You may forget the street address or the intersection, but you easily recall the yellow building with black bumble bee stripe roof. That's not a bad paint job it was the company's intent to impress this in your mind because a bumble bee is the featured element in their logo. Far more people know the "bee building" than know the street address, it's actually a local landmark. Internet marketers can take a cue from this example. Is your web site a landmark? What is distinct about the colors and logo that makes it unmistakably your site?
This company had the right idea in using color psychology to establish their bumble bee brand. They not only used the colors; bright yellow with black accents but they also used the black on yellow stripes as would be seen in nature. Plus they knew how to edit. The stripes can be difficult on the eye and distracting. By using it selectively and as an accent instead of a repeated design, the stripes focused the eye down to the main portion of the building. Internet marketers can imitate this idea on their sites. Overuse of textured, stripe or wavy backgrounds distract the eye and frustrate the viewer. Frustrated viewers are quick to click away. Selective use of these type of backgrounds and placement in a way that draw the eye in towards a product photo or copy can be a strong use of these elements.

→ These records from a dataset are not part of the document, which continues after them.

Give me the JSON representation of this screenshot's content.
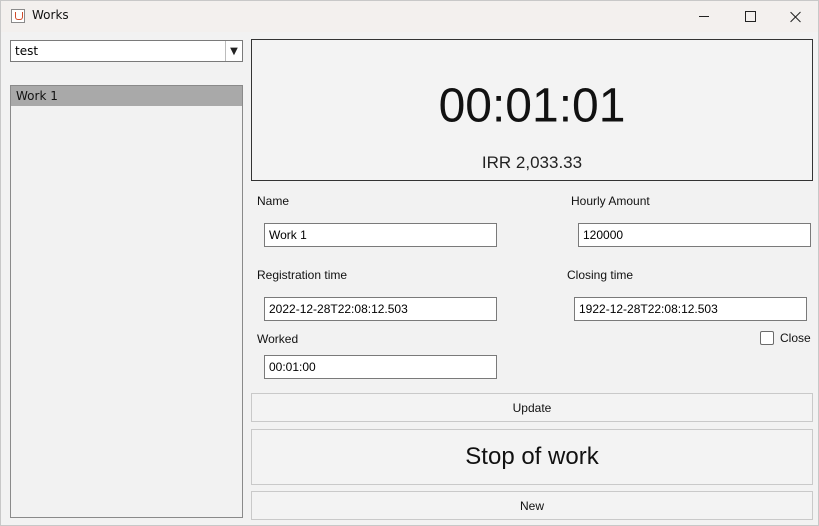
{
  "window": {
    "title": "Works"
  },
  "project_selector": {
    "value": "test"
  },
  "works_list": {
    "items": [
      "Work 1"
    ]
  },
  "timer": {
    "time": "00:01:01",
    "amount": "IRR 2,033.33"
  },
  "form": {
    "name_label": "Name",
    "name_value": "Work 1",
    "hourly_label": "Hourly Amount",
    "hourly_value": "120000",
    "registration_label": "Registration time",
    "registration_value": "2022-12-28T22:08:12.503",
    "closing_label": "Closing time",
    "closing_value": "1922-12-28T22:08:12.503",
    "worked_label": "Worked",
    "worked_value": "00:01:00",
    "close_label": "Close",
    "close_checked": false
  },
  "buttons": {
    "update": "Update",
    "stop": "Stop of work",
    "new": "New"
  },
  "icons": {
    "app": "java-app-icon",
    "dropdown": "chevron-down-icon"
  }
}
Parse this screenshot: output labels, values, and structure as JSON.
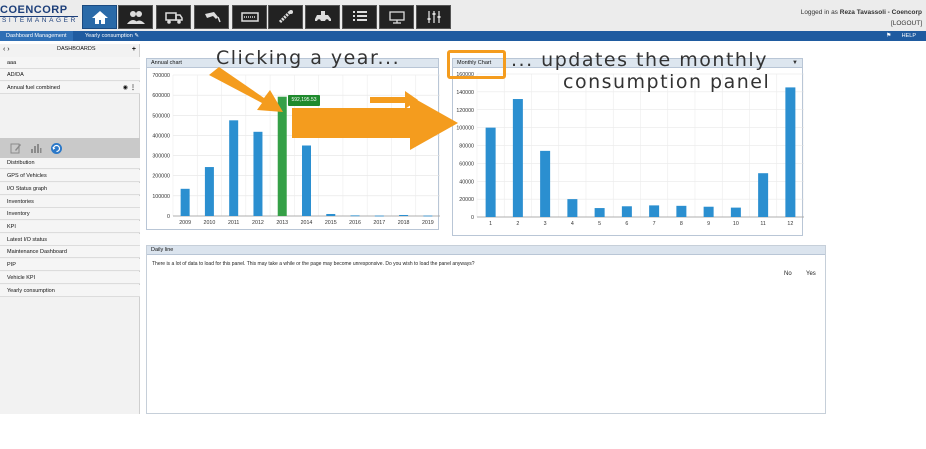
{
  "header": {
    "logo_top": "COENCORP",
    "logo_bottom": "SITEMANAGER",
    "logged_in_prefix": "Logged in as ",
    "user": "Reza Tavassoli - Coencorp",
    "logout": "[LOGOUT]",
    "nav_icons": [
      "home-icon",
      "users-icon",
      "truck-icon",
      "fuel-nozzle-icon",
      "card-reader-icon",
      "drill-icon",
      "car-service-icon",
      "list-icon",
      "device-icon",
      "sliders-icon"
    ]
  },
  "tabs": {
    "dashboard_management": "Dashboard Management",
    "yearly_consumption": "Yearly consumption",
    "help": "HELP"
  },
  "sidebar": {
    "header_title": "DASHBOARDS",
    "items": [
      {
        "label": "aaa"
      },
      {
        "label": "AD/DA"
      },
      {
        "label": "Annual fuel combined"
      },
      {
        "label": "Distribution"
      },
      {
        "label": "GPS of Vehicles"
      },
      {
        "label": "I/O Status graph"
      },
      {
        "label": "Inventories"
      },
      {
        "label": "Inventory"
      },
      {
        "label": "KPI"
      },
      {
        "label": "Latest I/O status"
      },
      {
        "label": "Maintenance Dashboard"
      },
      {
        "label": "PIP"
      },
      {
        "label": "Vehicle KPI"
      },
      {
        "label": "Yearly consumption"
      }
    ]
  },
  "annual_panel_title": "Annual chart",
  "monthly_panel_title": "Monthly Chart",
  "daily_panel": {
    "title": "Daily line",
    "message": "There is a lot of data to load for this panel. This may take a while or the page may become unresponsive. Do you wish to load the panel anyways?",
    "no": "No",
    "yes": "Yes"
  },
  "tooltip": "592,195.53",
  "annotations": {
    "left": "Clicking a year...",
    "right_line1": "... updates the monthly",
    "right_line2": "consumption panel"
  },
  "colors": {
    "bar": "#2b8fd0",
    "bar_selected": "#35a047",
    "arrow": "#f49c1e",
    "header_blue": "#1f5ba0"
  },
  "chart_data": [
    {
      "type": "bar",
      "title": "Annual chart",
      "categories": [
        "2009",
        "2010",
        "2011",
        "2012",
        "2013",
        "2014",
        "2015",
        "2016",
        "2017",
        "2018",
        "2019"
      ],
      "values": [
        135000,
        243000,
        475000,
        418000,
        592195.53,
        350000,
        10000,
        3000,
        2000,
        5000,
        2000
      ],
      "selected": "2013",
      "ylim": [
        0,
        700000
      ],
      "yticks": [
        0,
        100000,
        200000,
        300000,
        400000,
        500000,
        600000,
        700000
      ],
      "grid": true
    },
    {
      "type": "bar",
      "title": "Monthly Chart",
      "categories": [
        "1",
        "2",
        "3",
        "4",
        "5",
        "6",
        "7",
        "8",
        "9",
        "10",
        "11",
        "12"
      ],
      "values": [
        100000,
        132000,
        74000,
        20000,
        10000,
        12000,
        13000,
        12500,
        11500,
        10500,
        49000,
        145000
      ],
      "ylim": [
        0,
        160000
      ],
      "yticks": [
        0,
        20000,
        40000,
        60000,
        80000,
        100000,
        120000,
        140000,
        160000
      ],
      "grid": true
    }
  ]
}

Think about how your color choices reinforce or detract from your logo. In the example, the bumble bee on the logo became the color palate for the building and its advertising materials. How well does your product logo connect with the color choices on your web site? Even if you dislike the logo color of a product sold on your site, to use the logo you must have compliments colors around it. You can not paste in the logo and ignore its color impact. If it's your logo, change the colors. If you have to work with a product logo, ask if you can produce it in grayscale. Do not think that having a white background means "everything goes with white". That's true, but the logo and other web site graphic colors do not go with each other and to the eye, it's a total picture. Make smart, thoughtful uses of color to please the eye of your viewers.